> _What the exercise asks_
Your task is to return all of the records exactly, minus any images.

> _Dataset content_

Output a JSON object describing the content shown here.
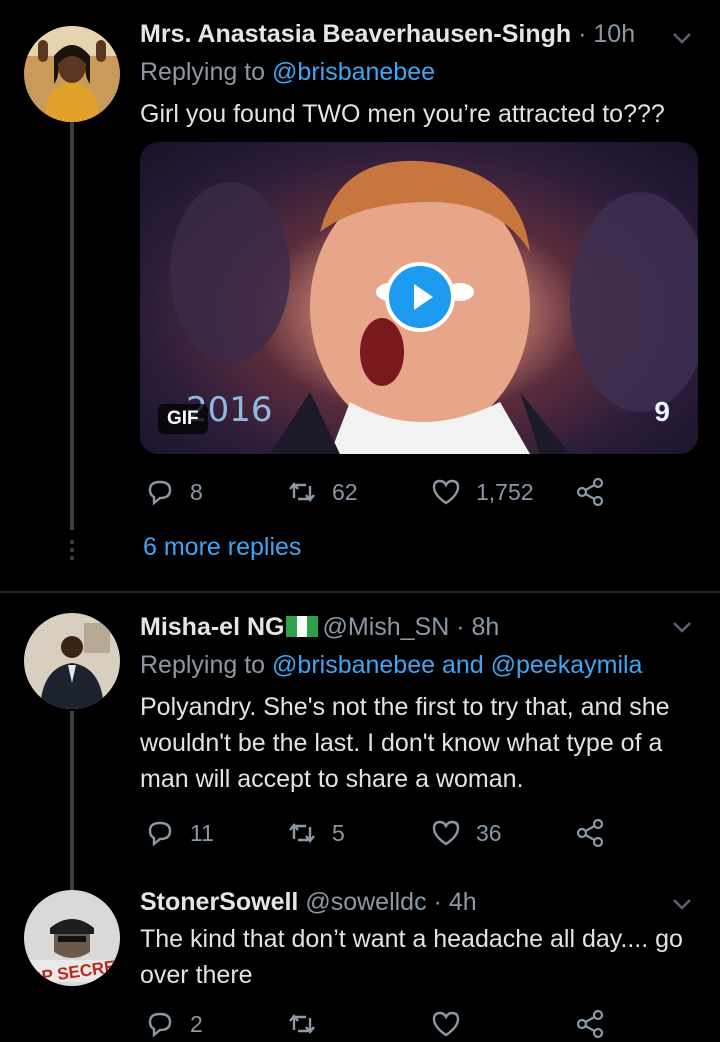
{
  "tweets": [
    {
      "name": "Mrs. Anastasia Beaverhausen-Singh",
      "time": "10h",
      "replying_label": "Replying to",
      "replying_to": "@brisbanebee",
      "text": "Girl you found TWO men you’re attracted to???",
      "media": {
        "badge": "GIF",
        "watermark_year": "2016",
        "watermark_channel": "9"
      },
      "stats": {
        "replies": "8",
        "retweets": "62",
        "likes": "1,752"
      },
      "more_replies": "6 more replies"
    },
    {
      "name": "Misha-el NG",
      "handle": "@Mish_SN",
      "time": "8h",
      "replying_label": "Replying to",
      "replying_to": "@brisbanebee and @peekaymila",
      "text": "Polyandry. She's not the first to try that, and she wouldn't be the last. I don't know what type of a man will accept to share a woman.",
      "stats": {
        "replies": "11",
        "retweets": "5",
        "likes": "36"
      }
    },
    {
      "name": "StonerSowell",
      "handle": "@sowelldc",
      "time": "4h",
      "text": "The kind that don’t want a headache all day.... go over there",
      "avatar_text": "OP SECRE",
      "stats": {
        "replies": "2"
      }
    }
  ],
  "colors": {
    "background": "#000000",
    "link": "#3ea6f2",
    "muted": "#8b98a5",
    "play_button": "#1d9bf0"
  },
  "icons": [
    "reply-icon",
    "retweet-icon",
    "like-icon",
    "share-icon",
    "chevron-down-icon",
    "play-icon"
  ]
}
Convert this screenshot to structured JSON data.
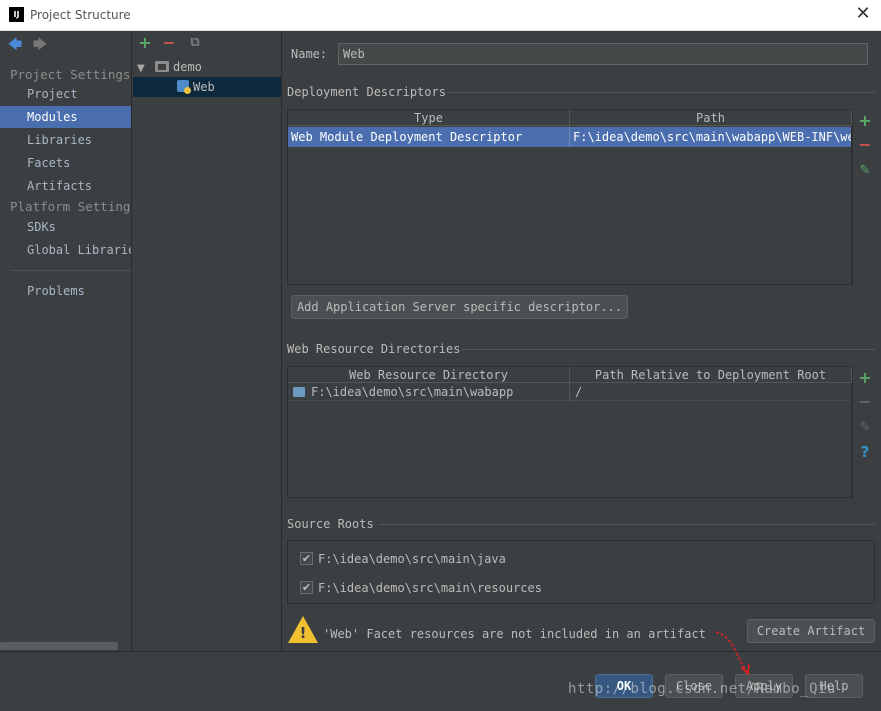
{
  "window": {
    "title": "Project Structure",
    "app_icon": "IJ",
    "close_glyph": "✕"
  },
  "nav": {
    "back_glyph": "🡄",
    "forward_glyph": "🡆",
    "section_project": "Project Settings",
    "project_items": [
      "Project",
      "Modules",
      "Libraries",
      "Facets",
      "Artifacts"
    ],
    "section_platform": "Platform Settings",
    "platform_items": [
      "SDKs",
      "Global Libraries"
    ],
    "problems": "Problems",
    "selected": "Modules"
  },
  "tree": {
    "add_glyph": "+",
    "remove_glyph": "−",
    "copy_glyph": "⧉",
    "collapse_glyph": "▼",
    "root": "demo",
    "child": "Web"
  },
  "form": {
    "name_label": "Name:",
    "name_value": "Web"
  },
  "deployment": {
    "title": "Deployment Descriptors",
    "columns": [
      "Type",
      "Path"
    ],
    "rows": [
      {
        "type": "Web Module Deployment Descriptor",
        "path": "F:\\idea\\demo\\src\\main\\wabapp\\WEB-INF\\web.xml"
      }
    ],
    "add_glyph": "+",
    "remove_glyph": "−",
    "edit_glyph": "✎",
    "add_server_button": "Add Application Server specific descriptor..."
  },
  "web_resources": {
    "title": "Web Resource Directories",
    "columns": [
      "Web Resource Directory",
      "Path Relative to Deployment Root"
    ],
    "rows": [
      {
        "dir": "F:\\idea\\demo\\src\\main\\wabapp",
        "relative": "/"
      }
    ],
    "add_glyph": "+",
    "remove_glyph": "−",
    "edit_glyph": "✎",
    "help_glyph": "?"
  },
  "source_roots": {
    "title": "Source Roots",
    "check_glyph": "✔",
    "items": [
      {
        "path": "F:\\idea\\demo\\src\\main\\java",
        "checked": true
      },
      {
        "path": "F:\\idea\\demo\\src\\main\\resources",
        "checked": true
      }
    ]
  },
  "warning": {
    "icon_glyph": "!",
    "text": "'Web' Facet resources are not included in an artifact",
    "create_button": "Create Artifact"
  },
  "footer": {
    "ok": "OK",
    "close": "Close",
    "apply": "Apply",
    "help": "Help"
  },
  "watermark": "http://blog.csdn.net/Rambo_Qiu",
  "colors": {
    "background": "#3c3f41",
    "selection": "#4b6eaf",
    "add_green": "#59a869",
    "remove_red": "#c75450",
    "warning_yellow": "#f0c030",
    "annotation_red": "#e02020"
  }
}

> _Answer to the exercise_
Output a JSON object describing the content shown here.
{
  "tweets": [
    {
      "name": "Mrs. Anastasia Beaverhausen-Singh",
      "time": "10h",
      "replying_label": "Replying to",
      "replying_to": "@brisbanebee",
      "text": "Girl you found TWO men you’re attracted to???",
      "media": {
        "badge": "GIF",
        "watermark_year": "2016",
        "watermark_channel": "9"
      },
      "stats": {
        "replies": "8",
        "retweets": "62",
        "likes": "1,752"
      },
      "more_replies": "6 more replies"
    },
    {
      "name": "Misha-el NG",
      "handle": "@Mish_SN",
      "time": "8h",
      "replying_label": "Replying to",
      "replying_to": "@brisbanebee and @peekaymila",
      "text": "Polyandry. She's not the first to try that, and she wouldn't be the last. I don't know what type of a man will accept to share a woman.",
      "stats": {
        "replies": "11",
        "retweets": "5",
        "likes": "36"
      }
    },
    {
      "name": "StonerSowell",
      "handle": "@sowelldc",
      "time": "4h",
      "text": "The kind that don’t want a headache all day.... go over there",
      "avatar_text": "OP SECRE",
      "stats": {
        "replies": "2"
      }
    }
  ],
  "colors": {
    "background": "#000000",
    "link": "#3ea6f2",
    "muted": "#8b98a5",
    "play_button": "#1d9bf0"
  },
  "icons": [
    "reply-icon",
    "retweet-icon",
    "like-icon",
    "share-icon",
    "chevron-down-icon",
    "play-icon"
  ]
}
Convert this screenshot to structured JSON data.
{
  "window": {
    "title": "Project Structure",
    "app_icon": "IJ",
    "close_glyph": "✕"
  },
  "nav": {
    "back_glyph": "🡄",
    "forward_glyph": "🡆",
    "section_project": "Project Settings",
    "project_items": [
      "Project",
      "Modules",
      "Libraries",
      "Facets",
      "Artifacts"
    ],
    "section_platform": "Platform Settings",
    "platform_items": [
      "SDKs",
      "Global Libraries"
    ],
    "problems": "Problems",
    "selected": "Modules"
  },
  "tree": {
    "add_glyph": "+",
    "remove_glyph": "−",
    "copy_glyph": "⧉",
    "collapse_glyph": "▼",
    "root": "demo",
    "child": "Web"
  },
  "form": {
    "name_label": "Name:",
    "name_value": "Web"
  },
  "deployment": {
    "title": "Deployment Descriptors",
    "columns": [
      "Type",
      "Path"
    ],
    "rows": [
      {
        "type": "Web Module Deployment Descriptor",
        "path": "F:\\idea\\demo\\src\\main\\wabapp\\WEB-INF\\web.xml"
      }
    ],
    "add_glyph": "+",
    "remove_glyph": "−",
    "edit_glyph": "✎",
    "add_server_button": "Add Application Server specific descriptor..."
  },
  "web_resources": {
    "title": "Web Resource Directories",
    "columns": [
      "Web Resource Directory",
      "Path Relative to Deployment Root"
    ],
    "rows": [
      {
        "dir": "F:\\idea\\demo\\src\\main\\wabapp",
        "relative": "/"
      }
    ],
    "add_glyph": "+",
    "remove_glyph": "−",
    "edit_glyph": "✎",
    "help_glyph": "?"
  },
  "source_roots": {
    "title": "Source Roots",
    "check_glyph": "✔",
    "items": [
      {
        "path": "F:\\idea\\demo\\src\\main\\java",
        "checked": true
      },
      {
        "path": "F:\\idea\\demo\\src\\main\\resources",
        "checked": true
      }
    ]
  },
  "warning": {
    "icon_glyph": "!",
    "text": "'Web' Facet resources are not included in an artifact",
    "create_button": "Create Artifact"
  },
  "footer": {
    "ok": "OK",
    "close": "Close",
    "apply": "Apply",
    "help": "Help"
  },
  "watermark": "http://blog.csdn.net/Rambo_Qiu",
  "colors": {
    "background": "#3c3f41",
    "selection": "#4b6eaf",
    "add_green": "#59a869",
    "remove_red": "#c75450",
    "warning_yellow": "#f0c030",
    "annotation_red": "#e02020"
  }
}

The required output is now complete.